No. Emergency contraceptive pills mainly work by preventing an egg from being fertilized. If you are pregnant and you take the emergency contraception pills, NOTHING will happen. The abortion pill, also known as RU486 or mifepristone, is a prescription medication that is given to women within the first 10 weeks of pregnancy to induce a miscarriage a.k.a. abortion and requires often an ultrasound as well.
How do emergency contraceptives work?
Emergency contraceptives are often referred to as “morning-after pills.” However, women can also have a copper IUD inserted as an emergency contraceptive. For the pills, the sooner a woman uses an emergency contraceptive, the more effective it will be to prevent pregnancy.
The Copper IUD prevents sperm from fertilizing an egg.
EC pills work by delaying or blocking ovulation (when the egg pops out).
Over-the-counter emergency contraceptives are most effective if taken within the first 72 hours, or 3 days, after a birth control failure. All EC pills (prescription and over the counter) CAN work up to 5 days, but Dr. Yen (our CEO and Co-Founder) says “If the condom pops at 3 a.m., we want EC in the woman’s mouth by 3:10 am. No cuddling, huddling, waiting until ‘the morning after’ because once the egg pops out, the EC won’t work.”

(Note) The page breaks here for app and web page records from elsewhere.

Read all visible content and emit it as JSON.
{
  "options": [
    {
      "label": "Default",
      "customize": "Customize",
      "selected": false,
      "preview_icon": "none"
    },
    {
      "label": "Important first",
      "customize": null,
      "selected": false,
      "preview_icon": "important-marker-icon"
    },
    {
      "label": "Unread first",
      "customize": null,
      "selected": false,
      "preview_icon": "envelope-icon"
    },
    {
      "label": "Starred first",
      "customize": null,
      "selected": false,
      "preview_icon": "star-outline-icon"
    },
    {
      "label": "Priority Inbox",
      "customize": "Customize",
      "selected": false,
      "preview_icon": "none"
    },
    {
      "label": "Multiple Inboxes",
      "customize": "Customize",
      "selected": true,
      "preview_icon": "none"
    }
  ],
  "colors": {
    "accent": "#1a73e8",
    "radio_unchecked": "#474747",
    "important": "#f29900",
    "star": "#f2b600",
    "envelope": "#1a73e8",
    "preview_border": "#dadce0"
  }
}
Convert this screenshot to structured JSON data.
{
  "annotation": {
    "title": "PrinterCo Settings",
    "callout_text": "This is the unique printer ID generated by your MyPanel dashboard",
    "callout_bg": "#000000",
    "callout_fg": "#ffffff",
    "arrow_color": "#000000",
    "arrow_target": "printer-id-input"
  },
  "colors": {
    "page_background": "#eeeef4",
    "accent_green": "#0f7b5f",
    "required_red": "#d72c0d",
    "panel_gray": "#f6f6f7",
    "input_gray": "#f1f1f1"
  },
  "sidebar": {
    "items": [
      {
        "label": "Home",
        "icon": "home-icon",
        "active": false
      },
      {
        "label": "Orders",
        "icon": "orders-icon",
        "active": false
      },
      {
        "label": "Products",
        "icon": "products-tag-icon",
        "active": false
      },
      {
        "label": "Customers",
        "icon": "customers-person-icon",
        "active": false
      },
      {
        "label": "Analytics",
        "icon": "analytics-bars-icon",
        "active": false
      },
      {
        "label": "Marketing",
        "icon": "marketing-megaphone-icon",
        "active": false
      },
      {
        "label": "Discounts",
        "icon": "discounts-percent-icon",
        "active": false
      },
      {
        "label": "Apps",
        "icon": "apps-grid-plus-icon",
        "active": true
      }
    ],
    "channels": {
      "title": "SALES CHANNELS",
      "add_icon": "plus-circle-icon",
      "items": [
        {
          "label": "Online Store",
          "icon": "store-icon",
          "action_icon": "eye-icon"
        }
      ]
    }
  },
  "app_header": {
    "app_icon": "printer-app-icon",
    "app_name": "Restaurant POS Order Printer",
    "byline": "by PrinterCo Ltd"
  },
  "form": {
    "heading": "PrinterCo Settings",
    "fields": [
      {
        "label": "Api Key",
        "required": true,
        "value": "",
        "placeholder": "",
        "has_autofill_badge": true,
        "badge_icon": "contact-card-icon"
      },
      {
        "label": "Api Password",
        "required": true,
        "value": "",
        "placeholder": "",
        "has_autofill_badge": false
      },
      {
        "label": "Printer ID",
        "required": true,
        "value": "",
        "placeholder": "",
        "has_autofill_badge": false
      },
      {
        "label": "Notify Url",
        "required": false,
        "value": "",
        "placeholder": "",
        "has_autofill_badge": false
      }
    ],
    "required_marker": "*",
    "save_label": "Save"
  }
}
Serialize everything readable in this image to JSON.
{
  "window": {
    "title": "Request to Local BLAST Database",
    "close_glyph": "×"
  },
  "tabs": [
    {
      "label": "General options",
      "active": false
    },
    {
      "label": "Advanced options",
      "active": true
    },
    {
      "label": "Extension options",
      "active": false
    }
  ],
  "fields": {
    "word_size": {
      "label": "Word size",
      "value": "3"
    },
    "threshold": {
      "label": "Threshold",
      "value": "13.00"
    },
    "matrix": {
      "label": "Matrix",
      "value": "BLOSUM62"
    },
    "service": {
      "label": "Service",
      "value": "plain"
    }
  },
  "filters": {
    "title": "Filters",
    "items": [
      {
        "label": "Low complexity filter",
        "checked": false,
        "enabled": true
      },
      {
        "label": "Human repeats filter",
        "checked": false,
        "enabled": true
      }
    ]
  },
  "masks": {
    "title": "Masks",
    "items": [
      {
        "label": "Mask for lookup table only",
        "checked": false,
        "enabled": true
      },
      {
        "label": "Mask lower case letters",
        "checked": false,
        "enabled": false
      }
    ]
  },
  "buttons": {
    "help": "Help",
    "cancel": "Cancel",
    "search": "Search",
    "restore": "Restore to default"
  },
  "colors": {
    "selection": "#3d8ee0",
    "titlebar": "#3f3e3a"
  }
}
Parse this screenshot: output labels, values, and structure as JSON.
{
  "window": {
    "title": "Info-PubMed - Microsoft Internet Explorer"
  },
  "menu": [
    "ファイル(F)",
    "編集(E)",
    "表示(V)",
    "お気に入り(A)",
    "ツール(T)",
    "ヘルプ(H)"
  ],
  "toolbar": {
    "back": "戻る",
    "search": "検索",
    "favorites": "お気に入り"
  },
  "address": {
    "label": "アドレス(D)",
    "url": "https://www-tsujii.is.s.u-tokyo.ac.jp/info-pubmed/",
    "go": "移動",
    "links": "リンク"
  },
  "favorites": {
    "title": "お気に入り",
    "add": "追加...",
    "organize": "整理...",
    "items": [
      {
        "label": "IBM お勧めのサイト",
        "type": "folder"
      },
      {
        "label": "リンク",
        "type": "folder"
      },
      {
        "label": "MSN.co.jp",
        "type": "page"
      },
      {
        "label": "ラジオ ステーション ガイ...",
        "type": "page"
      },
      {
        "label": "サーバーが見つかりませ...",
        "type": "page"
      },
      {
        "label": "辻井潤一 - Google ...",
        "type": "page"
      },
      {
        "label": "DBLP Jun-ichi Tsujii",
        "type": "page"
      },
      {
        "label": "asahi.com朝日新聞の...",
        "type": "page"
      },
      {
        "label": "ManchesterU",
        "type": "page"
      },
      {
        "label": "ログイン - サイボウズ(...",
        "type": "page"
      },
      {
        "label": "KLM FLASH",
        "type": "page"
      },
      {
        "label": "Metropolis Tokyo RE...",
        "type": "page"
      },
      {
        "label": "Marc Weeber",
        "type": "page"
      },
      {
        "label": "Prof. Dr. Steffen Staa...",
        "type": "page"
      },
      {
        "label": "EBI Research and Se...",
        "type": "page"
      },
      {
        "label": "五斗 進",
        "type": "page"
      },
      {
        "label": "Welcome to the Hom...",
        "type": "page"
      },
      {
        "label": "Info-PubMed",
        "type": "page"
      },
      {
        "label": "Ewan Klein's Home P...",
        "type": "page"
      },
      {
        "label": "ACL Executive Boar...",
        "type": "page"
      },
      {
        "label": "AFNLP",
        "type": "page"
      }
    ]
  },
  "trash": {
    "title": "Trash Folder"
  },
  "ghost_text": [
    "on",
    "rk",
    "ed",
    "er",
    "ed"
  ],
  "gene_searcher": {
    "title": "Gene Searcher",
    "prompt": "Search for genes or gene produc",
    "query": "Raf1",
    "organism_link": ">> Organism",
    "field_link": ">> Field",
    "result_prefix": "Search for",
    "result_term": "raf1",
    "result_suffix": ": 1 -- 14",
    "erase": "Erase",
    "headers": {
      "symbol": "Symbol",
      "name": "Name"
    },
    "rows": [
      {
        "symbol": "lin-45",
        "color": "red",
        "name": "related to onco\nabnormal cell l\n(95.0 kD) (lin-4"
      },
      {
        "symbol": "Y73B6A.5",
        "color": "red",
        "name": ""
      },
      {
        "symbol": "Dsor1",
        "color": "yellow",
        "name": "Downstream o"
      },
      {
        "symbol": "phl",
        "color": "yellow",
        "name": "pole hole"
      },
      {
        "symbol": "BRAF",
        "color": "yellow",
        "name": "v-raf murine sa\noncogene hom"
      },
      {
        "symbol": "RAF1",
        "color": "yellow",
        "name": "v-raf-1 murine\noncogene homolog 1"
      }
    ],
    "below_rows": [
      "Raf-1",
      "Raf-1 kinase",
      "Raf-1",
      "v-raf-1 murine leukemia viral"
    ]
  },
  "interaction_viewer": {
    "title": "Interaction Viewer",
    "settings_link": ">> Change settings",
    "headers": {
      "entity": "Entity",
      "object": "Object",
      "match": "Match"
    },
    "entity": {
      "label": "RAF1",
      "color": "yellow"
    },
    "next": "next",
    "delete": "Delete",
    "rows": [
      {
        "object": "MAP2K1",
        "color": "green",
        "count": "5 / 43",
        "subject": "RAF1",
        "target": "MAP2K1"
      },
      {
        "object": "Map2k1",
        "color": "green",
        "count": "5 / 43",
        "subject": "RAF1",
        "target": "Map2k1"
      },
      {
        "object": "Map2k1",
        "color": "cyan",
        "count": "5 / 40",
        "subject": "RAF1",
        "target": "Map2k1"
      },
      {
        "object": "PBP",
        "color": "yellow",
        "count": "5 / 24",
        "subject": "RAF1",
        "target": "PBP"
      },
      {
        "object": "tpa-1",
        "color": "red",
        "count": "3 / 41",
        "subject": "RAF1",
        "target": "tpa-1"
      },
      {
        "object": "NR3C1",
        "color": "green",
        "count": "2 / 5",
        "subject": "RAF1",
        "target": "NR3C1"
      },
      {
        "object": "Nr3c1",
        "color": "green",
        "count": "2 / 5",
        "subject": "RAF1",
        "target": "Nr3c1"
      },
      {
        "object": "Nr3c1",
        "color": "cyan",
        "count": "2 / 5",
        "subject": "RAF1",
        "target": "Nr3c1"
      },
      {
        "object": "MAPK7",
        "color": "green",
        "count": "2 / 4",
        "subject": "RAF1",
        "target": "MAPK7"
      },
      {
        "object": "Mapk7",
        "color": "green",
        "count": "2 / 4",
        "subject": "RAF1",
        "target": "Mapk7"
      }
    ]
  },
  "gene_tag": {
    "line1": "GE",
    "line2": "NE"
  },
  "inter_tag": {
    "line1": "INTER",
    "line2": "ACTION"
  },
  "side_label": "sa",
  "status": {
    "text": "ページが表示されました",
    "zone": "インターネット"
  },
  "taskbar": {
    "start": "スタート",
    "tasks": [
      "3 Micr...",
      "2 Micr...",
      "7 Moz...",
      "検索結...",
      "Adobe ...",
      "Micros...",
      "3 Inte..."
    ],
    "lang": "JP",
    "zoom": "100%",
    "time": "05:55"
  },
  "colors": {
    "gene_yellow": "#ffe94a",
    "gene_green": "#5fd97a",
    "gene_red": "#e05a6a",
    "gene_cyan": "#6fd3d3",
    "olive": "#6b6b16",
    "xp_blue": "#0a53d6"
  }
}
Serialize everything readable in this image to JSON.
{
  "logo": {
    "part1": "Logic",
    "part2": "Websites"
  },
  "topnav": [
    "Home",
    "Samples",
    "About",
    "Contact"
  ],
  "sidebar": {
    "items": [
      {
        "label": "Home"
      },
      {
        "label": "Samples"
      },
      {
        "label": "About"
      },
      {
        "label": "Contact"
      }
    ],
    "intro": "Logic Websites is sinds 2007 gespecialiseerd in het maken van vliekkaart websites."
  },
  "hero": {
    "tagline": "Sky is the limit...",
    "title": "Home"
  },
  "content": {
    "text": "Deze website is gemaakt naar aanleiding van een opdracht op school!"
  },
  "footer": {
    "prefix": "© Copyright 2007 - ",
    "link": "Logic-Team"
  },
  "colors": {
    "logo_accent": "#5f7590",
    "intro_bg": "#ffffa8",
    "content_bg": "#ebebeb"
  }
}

Are there any side effects to using emergency contraceptives?
Emergency contraceptive pill side effects include: nausea, breakthrough bleeding, and menstrual cycle arriving late or early.
After placement, copper IUDs can cause cramping, breakthrough bleeding, and heavier or longer periods.
Emergency contraceptives do NOT cause congenital defects, do not cause infertility, nor do they protect against sexually transmitted infections (STIs). Emergency contraceptives are also not as effective as birth control used before or during sex (condoms). For maximum protection against STIs and unintended pregnancy, couples need to use hormonal birth control methods before sex and male or female condoms during sex.
Emergency contraceptive pills should be just that, an emergency, and not used in place of a regular birth control method. Regular birth control – such as the IUD with hormone, implant, shot, ring, patch, pill are all more effective than emergency contraception.
Pandia Health offers “free” and low-cost emergency contraceptives, birth control pills, patches, and rings to women with and without insurance coverage. If you’re interested in fully protecting yourself from an unintended pregnancy, the doctors and Patient Care Advisors at Pandia Health are happy to assist you with your birth control needs. Please contact them today to explore your options for having birth control delivered straight to your door.
Disclaimer: The above information is for general informational purposes only and is NOT a substitute for professional medical advice. Always seek the advice of your doctor/primary care provider before starting or changing treatment.